--- Exercise input ---

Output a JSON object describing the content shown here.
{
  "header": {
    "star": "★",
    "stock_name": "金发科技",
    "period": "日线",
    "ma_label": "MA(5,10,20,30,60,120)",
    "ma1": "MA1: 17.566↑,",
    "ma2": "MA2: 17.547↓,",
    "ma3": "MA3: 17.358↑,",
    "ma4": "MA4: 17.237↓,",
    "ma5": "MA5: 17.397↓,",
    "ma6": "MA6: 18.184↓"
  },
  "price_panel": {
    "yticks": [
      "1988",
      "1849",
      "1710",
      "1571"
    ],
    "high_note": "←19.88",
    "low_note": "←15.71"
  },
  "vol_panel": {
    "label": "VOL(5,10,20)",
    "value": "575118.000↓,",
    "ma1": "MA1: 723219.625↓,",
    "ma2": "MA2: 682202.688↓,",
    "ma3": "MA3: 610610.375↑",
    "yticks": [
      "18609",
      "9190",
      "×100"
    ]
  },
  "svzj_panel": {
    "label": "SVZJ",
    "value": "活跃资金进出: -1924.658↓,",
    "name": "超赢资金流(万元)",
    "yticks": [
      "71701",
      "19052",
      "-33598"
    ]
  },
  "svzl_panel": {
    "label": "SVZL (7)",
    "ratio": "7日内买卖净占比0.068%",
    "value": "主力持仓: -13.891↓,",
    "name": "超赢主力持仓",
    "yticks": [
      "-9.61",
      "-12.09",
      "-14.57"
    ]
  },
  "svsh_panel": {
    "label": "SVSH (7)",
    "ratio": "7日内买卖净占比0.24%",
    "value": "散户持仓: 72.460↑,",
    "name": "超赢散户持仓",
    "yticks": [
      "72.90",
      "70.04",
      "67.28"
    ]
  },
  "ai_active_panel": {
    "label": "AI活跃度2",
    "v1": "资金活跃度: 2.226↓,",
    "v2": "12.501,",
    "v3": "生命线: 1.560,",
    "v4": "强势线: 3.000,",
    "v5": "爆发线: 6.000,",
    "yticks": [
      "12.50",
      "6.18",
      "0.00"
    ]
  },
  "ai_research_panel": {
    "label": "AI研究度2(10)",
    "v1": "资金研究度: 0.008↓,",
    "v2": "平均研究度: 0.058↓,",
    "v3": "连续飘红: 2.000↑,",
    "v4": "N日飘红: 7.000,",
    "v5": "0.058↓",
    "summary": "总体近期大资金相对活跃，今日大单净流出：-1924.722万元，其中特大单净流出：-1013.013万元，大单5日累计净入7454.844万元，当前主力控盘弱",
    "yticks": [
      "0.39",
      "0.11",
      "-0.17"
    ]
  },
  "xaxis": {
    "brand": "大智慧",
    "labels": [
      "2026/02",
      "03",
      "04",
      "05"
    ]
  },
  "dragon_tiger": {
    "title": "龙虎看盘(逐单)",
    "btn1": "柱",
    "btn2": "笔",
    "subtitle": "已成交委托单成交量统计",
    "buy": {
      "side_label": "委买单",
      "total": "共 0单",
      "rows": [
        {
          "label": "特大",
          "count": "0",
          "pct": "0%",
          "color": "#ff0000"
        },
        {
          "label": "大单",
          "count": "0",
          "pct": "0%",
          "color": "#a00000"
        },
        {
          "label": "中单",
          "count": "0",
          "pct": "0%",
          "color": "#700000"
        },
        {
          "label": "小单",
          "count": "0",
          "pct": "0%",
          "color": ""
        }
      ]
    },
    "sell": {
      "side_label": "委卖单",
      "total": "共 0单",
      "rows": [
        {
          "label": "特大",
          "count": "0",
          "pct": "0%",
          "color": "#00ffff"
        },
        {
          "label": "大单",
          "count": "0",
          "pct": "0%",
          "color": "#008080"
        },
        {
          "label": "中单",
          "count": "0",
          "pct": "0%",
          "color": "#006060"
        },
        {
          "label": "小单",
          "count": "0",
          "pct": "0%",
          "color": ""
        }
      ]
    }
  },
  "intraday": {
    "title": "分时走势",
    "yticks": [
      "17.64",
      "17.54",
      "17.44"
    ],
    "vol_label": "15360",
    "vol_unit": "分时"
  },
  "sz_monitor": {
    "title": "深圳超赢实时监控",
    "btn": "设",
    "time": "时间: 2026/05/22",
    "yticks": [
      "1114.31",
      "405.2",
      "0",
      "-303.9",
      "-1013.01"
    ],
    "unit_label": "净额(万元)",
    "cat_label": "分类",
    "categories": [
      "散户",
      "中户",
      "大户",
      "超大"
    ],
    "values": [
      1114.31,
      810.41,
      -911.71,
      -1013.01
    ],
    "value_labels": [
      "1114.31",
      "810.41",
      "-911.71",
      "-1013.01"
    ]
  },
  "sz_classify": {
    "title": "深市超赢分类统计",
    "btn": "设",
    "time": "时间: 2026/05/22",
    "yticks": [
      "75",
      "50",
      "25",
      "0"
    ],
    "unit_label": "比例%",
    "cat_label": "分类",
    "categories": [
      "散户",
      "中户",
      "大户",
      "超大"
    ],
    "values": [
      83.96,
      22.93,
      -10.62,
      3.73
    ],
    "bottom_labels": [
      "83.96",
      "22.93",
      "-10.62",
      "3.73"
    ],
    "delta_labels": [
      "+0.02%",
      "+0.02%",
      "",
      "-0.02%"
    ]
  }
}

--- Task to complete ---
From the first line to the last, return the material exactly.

--- Answer space ---
Output a JSON object describing the content shown here.
{
  "header": {
    "star": "★",
    "stock_name": "金发科技",
    "period": "日线",
    "ma_label": "MA(5,10,20,30,60,120)",
    "ma1": "MA1: 17.566↑,",
    "ma2": "MA2: 17.547↓,",
    "ma3": "MA3: 17.358↑,",
    "ma4": "MA4: 17.237↓,",
    "ma5": "MA5: 17.397↓,",
    "ma6": "MA6: 18.184↓"
  },
  "price_panel": {
    "yticks": [
      "1988",
      "1849",
      "1710",
      "1571"
    ],
    "high_note": "←19.88",
    "low_note": "←15.71"
  },
  "vol_panel": {
    "label": "VOL(5,10,20)",
    "value": "575118.000↓,",
    "ma1": "MA1: 723219.625↓,",
    "ma2": "MA2: 682202.688↓,",
    "ma3": "MA3: 610610.375↑",
    "yticks": [
      "18609",
      "9190",
      "×100"
    ]
  },
  "svzj_panel": {
    "label": "SVZJ",
    "value": "活跃资金进出: -1924.658↓,",
    "name": "超赢资金流(万元)",
    "yticks": [
      "71701",
      "19052",
      "-33598"
    ]
  },
  "svzl_panel": {
    "label": "SVZL (7)",
    "ratio": "7日内买卖净占比0.068%",
    "value": "主力持仓: -13.891↓,",
    "name": "超赢主力持仓",
    "yticks": [
      "-9.61",
      "-12.09",
      "-14.57"
    ]
  },
  "svsh_panel": {
    "label": "SVSH (7)",
    "ratio": "7日内买卖净占比0.24%",
    "value": "散户持仓: 72.460↑,",
    "name": "超赢散户持仓",
    "yticks": [
      "72.90",
      "70.04",
      "67.28"
    ]
  },
  "ai_active_panel": {
    "label": "AI活跃度2",
    "v1": "资金活跃度: 2.226↓,",
    "v2": "12.501,",
    "v3": "生命线: 1.560,",
    "v4": "强势线: 3.000,",
    "v5": "爆发线: 6.000,",
    "yticks": [
      "12.50",
      "6.18",
      "0.00"
    ]
  },
  "ai_research_panel": {
    "label": "AI研究度2(10)",
    "v1": "资金研究度: 0.008↓,",
    "v2": "平均研究度: 0.058↓,",
    "v3": "连续飘红: 2.000↑,",
    "v4": "N日飘红: 7.000,",
    "v5": "0.058↓",
    "summary": "总体近期大资金相对活跃，今日大单净流出：-1924.722万元，其中特大单净流出：-1013.013万元，大单5日累计净入7454.844万元，当前主力控盘弱",
    "yticks": [
      "0.39",
      "0.11",
      "-0.17"
    ]
  },
  "xaxis": {
    "brand": "大智慧",
    "labels": [
      "2026/02",
      "03",
      "04",
      "05"
    ]
  },
  "dragon_tiger": {
    "title": "龙虎看盘(逐单)",
    "btn1": "柱",
    "btn2": "笔",
    "subtitle": "已成交委托单成交量统计",
    "buy": {
      "side_label": "委买单",
      "total": "共 0单",
      "rows": [
        {
          "label": "特大",
          "count": "0",
          "pct": "0%",
          "color": "#ff0000"
        },
        {
          "label": "大单",
          "count": "0",
          "pct": "0%",
          "color": "#a00000"
        },
        {
          "label": "中单",
          "count": "0",
          "pct": "0%",
          "color": "#700000"
        },
        {
          "label": "小单",
          "count": "0",
          "pct": "0%",
          "color": ""
        }
      ]
    },
    "sell": {
      "side_label": "委卖单",
      "total": "共 0单",
      "rows": [
        {
          "label": "特大",
          "count": "0",
          "pct": "0%",
          "color": "#00ffff"
        },
        {
          "label": "大单",
          "count": "0",
          "pct": "0%",
          "color": "#008080"
        },
        {
          "label": "中单",
          "count": "0",
          "pct": "0%",
          "color": "#006060"
        },
        {
          "label": "小单",
          "count": "0",
          "pct": "0%",
          "color": ""
        }
      ]
    }
  },
  "intraday": {
    "title": "分时走势",
    "yticks": [
      "17.64",
      "17.54",
      "17.44"
    ],
    "vol_label": "15360",
    "vol_unit": "分时"
  },
  "sz_monitor": {
    "title": "深圳超赢实时监控",
    "btn": "设",
    "time": "时间: 2026/05/22",
    "yticks": [
      "1114.31",
      "405.2",
      "0",
      "-303.9",
      "-1013.01"
    ],
    "unit_label": "净额(万元)",
    "cat_label": "分类",
    "categories": [
      "散户",
      "中户",
      "大户",
      "超大"
    ],
    "values": [
      1114.31,
      810.41,
      -911.71,
      -1013.01
    ],
    "value_labels": [
      "1114.31",
      "810.41",
      "-911.71",
      "-1013.01"
    ]
  },
  "sz_classify": {
    "title": "深市超赢分类统计",
    "btn": "设",
    "time": "时间: 2026/05/22",
    "yticks": [
      "75",
      "50",
      "25",
      "0"
    ],
    "unit_label": "比例%",
    "cat_label": "分类",
    "categories": [
      "散户",
      "中户",
      "大户",
      "超大"
    ],
    "values": [
      83.96,
      22.93,
      -10.62,
      3.73
    ],
    "bottom_labels": [
      "83.96",
      "22.93",
      "-10.62",
      "3.73"
    ],
    "delta_labels": [
      "+0.02%",
      "+0.02%",
      "",
      "-0.02%"
    ]
  }
}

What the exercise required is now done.